Therefore, before you sell anything at a local farmers’ market, visit your local authority, fill the application form, pay a minimal fee, and submit to any relevant authorities’ inspections.
7. Research on business insurance
Some farmers’ markets require you to obtain insurance for your business while others don’t’. Although you might feel lucky when it’s not a requirement at the farmer’s market you plan to set up your business, it is important to always protect yourself from liability.
Whether business insurance is required or not, contact your farmer’s market and get recommendations on local insurance companies should you need one.
8. Obtain your spot at the market
Assuming that you have chosen a popular local farmers’ market, you will have to go through the vendors’ checking list before you get your preferred spot at the market. This may take a while and you may find yourself not getting your first spot choice in your first year in business. Don’t give up though, this is how business is!
You have to compromise a little.
With a little more patience and regular contact with the market operators, you will be able to maximize the chances of getting your first or second choice in your next operating year.
9. Come up with a system for getting your merchandise to the market

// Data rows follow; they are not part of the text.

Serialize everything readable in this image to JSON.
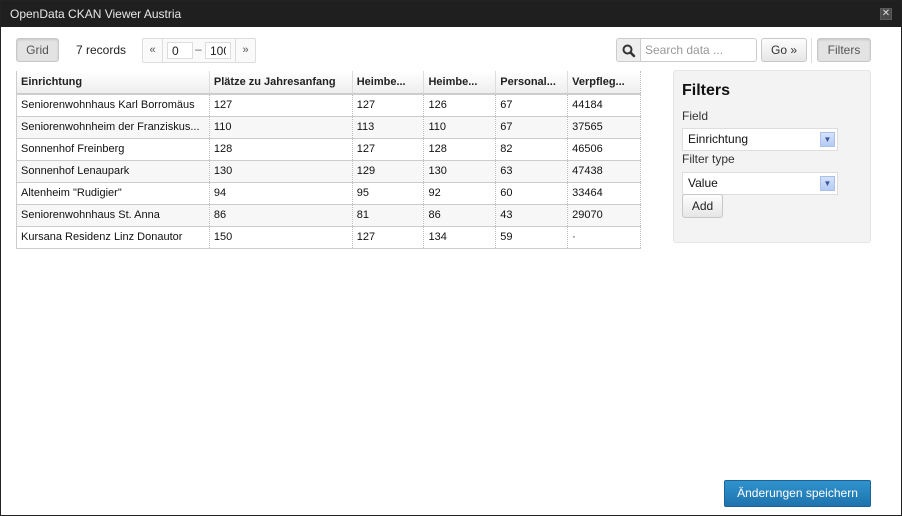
{
  "window": {
    "title": "OpenData CKAN Viewer Austria",
    "close_icon": "close-icon"
  },
  "toolbar": {
    "grid_label": "Grid",
    "records_label": "7 records",
    "pager": {
      "prev_label": "«",
      "next_label": "»",
      "from": "0",
      "to": "100",
      "dash": "–"
    },
    "search": {
      "icon": "search-icon",
      "placeholder": "Search data ...",
      "value": ""
    },
    "go_label": "Go »",
    "filters_label": "Filters"
  },
  "grid": {
    "columns": [
      "Einrichtung",
      "Plätze zu Jahresanfang",
      "Heimbe...",
      "Heimbe...",
      "Personal...",
      "Verpfleg..."
    ],
    "rows": [
      [
        "Seniorenwohnhaus Karl Borromäus",
        "127",
        "127",
        "126",
        "67",
        "44184"
      ],
      [
        "Seniorenwohnheim der Franziskus...",
        "110",
        "113",
        "110",
        "67",
        "37565"
      ],
      [
        "Sonnenhof Freinberg",
        "128",
        "127",
        "128",
        "82",
        "46506"
      ],
      [
        "Sonnenhof Lenaupark",
        "130",
        "129",
        "130",
        "63",
        "47438"
      ],
      [
        "Altenheim \"Rudigier\"",
        "94",
        "95",
        "92",
        "60",
        "33464"
      ],
      [
        "Seniorenwohnhaus St. Anna",
        "86",
        "81",
        "86",
        "43",
        "29070"
      ],
      [
        "Kursana Residenz Linz Donautor",
        "150",
        "127",
        "134",
        "59",
        "·"
      ]
    ]
  },
  "filters": {
    "title": "Filters",
    "field_label": "Field",
    "field_value": "Einrichtung",
    "filter_type_label": "Filter type",
    "filter_type_value": "Value",
    "add_label": "Add"
  },
  "footer": {
    "save_label": "Änderungen speichern"
  },
  "colors": {
    "titlebar": "#1f1f1f",
    "primary_button": "#2683bd"
  }
}
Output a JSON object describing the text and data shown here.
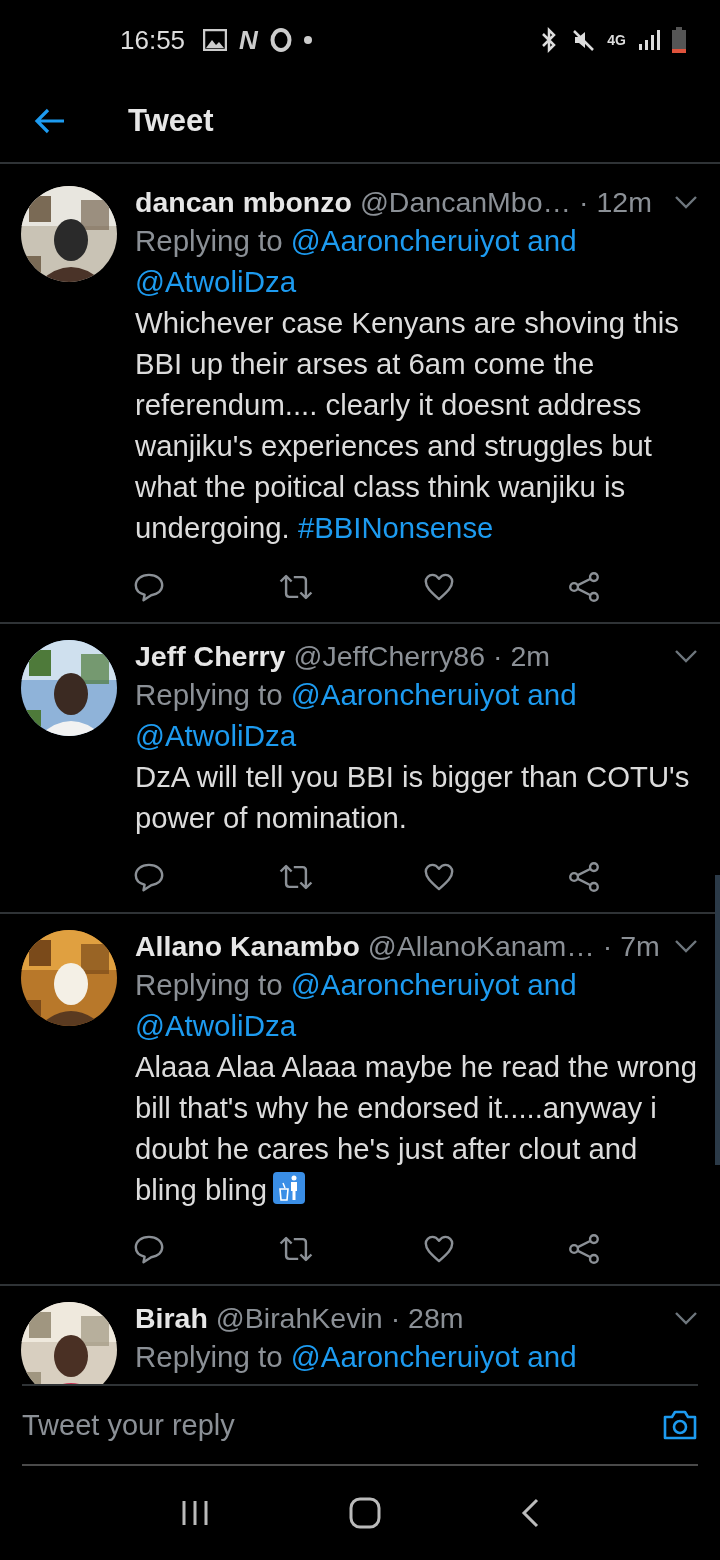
{
  "status_bar": {
    "time": "16:55",
    "app_letter": "N",
    "network": "4G"
  },
  "header": {
    "title": "Tweet"
  },
  "tweets": [
    {
      "name": "dancan mbonzo",
      "handle": "@DancanMbo…",
      "time": "· 12m",
      "replying_prefix": "Replying to",
      "mentions": [
        "@Aaroncheruiyot and",
        "@AtwoliDza"
      ],
      "body": "Whichever case Kenyans are shoving this BBI up their arses at 6am come the referendum.... clearly it doesnt address wanjiku's experiences and struggles but what the poitical class think wanjiku is undergoing.",
      "hashtag": "#BBINonsense"
    },
    {
      "name": "Jeff Cherry",
      "handle": "@JeffCherry86",
      "time": "· 2m",
      "replying_prefix": "Replying to",
      "mentions": [
        "@Aaroncheruiyot and",
        "@AtwoliDza"
      ],
      "body": "DzA will tell you BBI is bigger than COTU's power of nomination."
    },
    {
      "name": "Allano Kanambo",
      "handle": "@AllanoKanam…",
      "time": "· 7m",
      "replying_prefix": "Replying to",
      "mentions": [
        "@Aaroncheruiyot and",
        "@AtwoliDza"
      ],
      "body": "Alaaa Alaa Alaaa maybe he read the wrong bill that's why he endorsed it.....anyway i doubt he cares he's just after clout and bling bling",
      "emoji_icon": true
    },
    {
      "name": "Birah",
      "handle": "@BirahKevin",
      "time": "· 28m",
      "replying_prefix": "Replying to",
      "mentions": [
        "@Aaroncheruiyot and"
      ]
    }
  ],
  "reply_bar": {
    "placeholder": "Tweet your reply"
  }
}
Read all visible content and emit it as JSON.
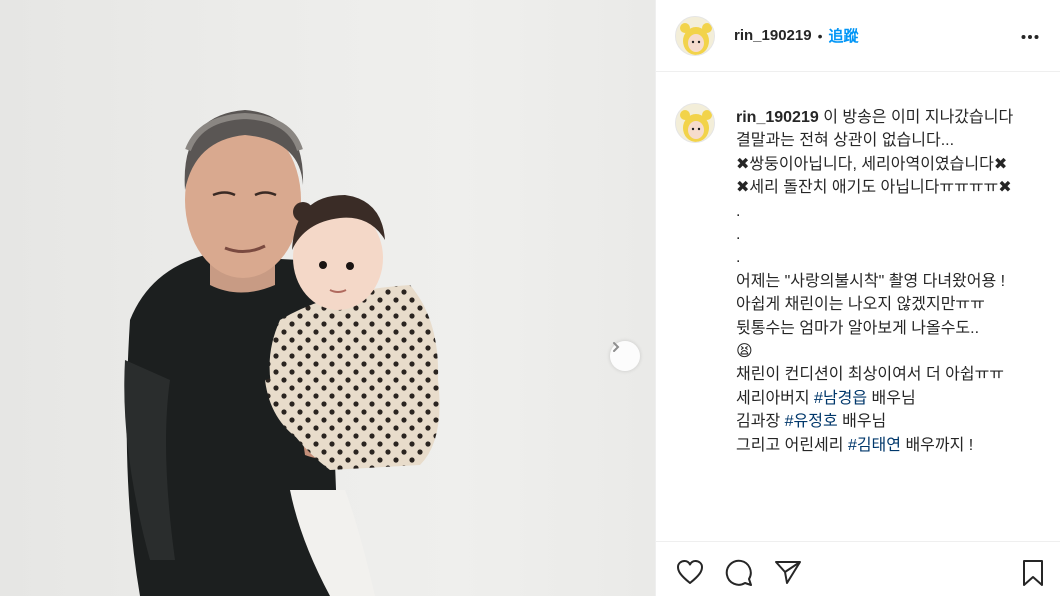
{
  "post": {
    "username": "rin_190219",
    "separator": "•",
    "follow_label": "追蹤"
  },
  "caption": {
    "username": "rin_190219",
    "lines": [
      "이 방송은 이미 지나갔습니다",
      "결말과는 전혀 상관이 없습니다...",
      "✖쌍둥이아닙니다, 세리아역이였습니다✖",
      "✖세리 돌잔치 애기도 아닙니다ㅠㅠㅠㅠ✖",
      ".",
      ".",
      ".",
      "어제는 \"사랑의불시착\" 촬영 다녀왔어용 !",
      "아쉽게 채린이는 나오지 않겠지만ㅠㅠ",
      "뒷통수는 엄마가 알아보게 나올수도..",
      "😫",
      "채린이 컨디션이 최상이여서 더 아쉽ㅠㅠ"
    ],
    "credit_1_prefix": "세리아버지 ",
    "credit_1_tag": "#남경읍",
    "credit_1_suffix": " 배우님",
    "credit_2_prefix": "김과장 ",
    "credit_2_tag": "#유정호",
    "credit_2_suffix": " 배우님",
    "credit_3_prefix": "그리고 어린세리 ",
    "credit_3_tag": "#김태연",
    "credit_3_suffix": " 배우까지 !"
  },
  "icons": {
    "more": "more-dots-icon",
    "next": "chevron-right-icon",
    "like": "heart-icon",
    "comment": "comment-icon",
    "share": "share-icon",
    "save": "bookmark-icon"
  },
  "colors": {
    "link": "#0095f6",
    "hashtag": "#00376b",
    "text": "#262626",
    "border": "#efefef"
  }
}
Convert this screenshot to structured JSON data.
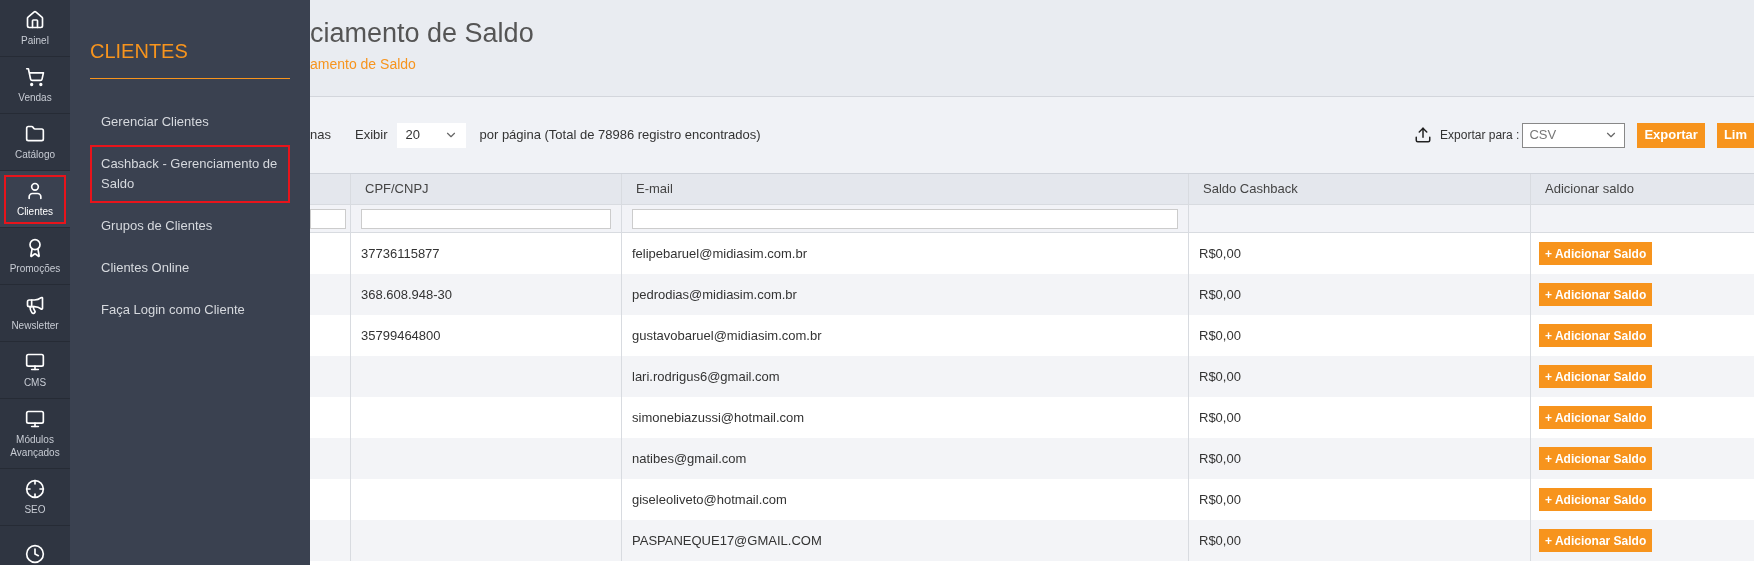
{
  "sidebar": {
    "items": [
      {
        "label": "Painel",
        "selected": false
      },
      {
        "label": "Vendas",
        "selected": false
      },
      {
        "label": "Catálogo",
        "selected": false
      },
      {
        "label": "Clientes",
        "selected": true
      },
      {
        "label": "Promoções",
        "selected": false
      },
      {
        "label": "Newsletter",
        "selected": false
      },
      {
        "label": "CMS",
        "selected": false
      },
      {
        "label": "Módulos Avançados",
        "selected": false
      },
      {
        "label": "SEO",
        "selected": false
      },
      {
        "selected": false
      }
    ]
  },
  "flyout": {
    "title": "CLIENTES",
    "items": [
      {
        "label": "Gerenciar Clientes",
        "selected": false
      },
      {
        "label": "Cashback - Gerenciamento de Saldo",
        "selected": true
      },
      {
        "label": "Grupos de Clientes",
        "selected": false
      },
      {
        "label": "Clientes Online",
        "selected": false
      },
      {
        "label": "Faça Login como Cliente",
        "selected": false
      }
    ]
  },
  "header": {
    "title": "ciamento de Saldo",
    "breadcrumb": "amento de Saldo"
  },
  "toolbar": {
    "pages_label": "nas",
    "show_label": "Exibir",
    "per_page": "20",
    "per_page_text": "por página (Total de 78986 registro encontrados)",
    "export_label": "Exportar para :",
    "export_format": "CSV",
    "buttons": [
      "Exportar",
      "Lim"
    ]
  },
  "table": {
    "columns": [
      "CPF/CNPJ",
      "E-mail",
      "Saldo Cashback",
      "Adicionar saldo"
    ],
    "rows": [
      {
        "cpf": "37736115877",
        "email": "felipebaruel@midiasim.com.br",
        "saldo": "R$0,00",
        "action": "+ Adicionar Saldo"
      },
      {
        "cpf": "368.608.948-30",
        "email": "pedrodias@midiasim.com.br",
        "saldo": "R$0,00",
        "action": "+ Adicionar Saldo"
      },
      {
        "cpf": "35799464800",
        "email": "gustavobaruel@midiasim.com.br",
        "saldo": "R$0,00",
        "action": "+ Adicionar Saldo"
      },
      {
        "email": "lari.rodrigus6@gmail.com",
        "saldo": "R$0,00",
        "action": "+ Adicionar Saldo"
      },
      {
        "email": "simonebiazussi@hotmail.com",
        "saldo": "R$0,00",
        "action": "+ Adicionar Saldo"
      },
      {
        "email": "natibes@gmail.com",
        "saldo": "R$0,00",
        "action": "+ Adicionar Saldo"
      },
      {
        "email": "giseleoliveto@hotmail.com",
        "saldo": "R$0,00",
        "action": "+ Adicionar Saldo"
      },
      {
        "email": "PASPANEQUE17@GMAIL.COM",
        "saldo": "R$0,00",
        "action": "+ Adicionar Saldo"
      }
    ]
  }
}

After securing your spot at the market, the next step is to strategize on how to get what you are selling to the market. Depending on the nature of your merchandise, several things come into play including; reliable transportation like trucks if you are a large seller or, hatchbacks/sedans if you are a small vendor.
Other things you need to strategize on are approved production and suitable packaging facilities.
10. Generate and place approved posters
The product presentation and general appearance of your market booth should be attractive. This helps pull customers to your stall and enhances sales. But before you place any posters or drawings check with the market’s management team on what’s acceptable.
Different booth ideas can make your stall eye-catching. For example, printed banners showing items and prices, handwritten listings on a whiteboard and, much more.
11. Get the Most Out of your Market Stall
Finally, it’s time for you to get the most from your market stall and there are several ways to do so. For example, make sure that you follow the market’s regulation to the letter, and be unique. Also, consider adding value to your products, give out free samples, maintain an all-year-round supply, and never misinterpret yourself or your products.
Those have been the eleven steps on how to sell at a farmers market that if you follow keenly, you are going to have it easy with selling at a farmers’ market.
Always remember the tips for vendors have shared like aiming to fetch the most from your stall by maintaining all-year-round supply, following the market’s laws and regulations, adding value to your products, and remaining unique.
What are your thoughts on selling produce at a farmers’ market? And if you are already a vendor what are your experiences?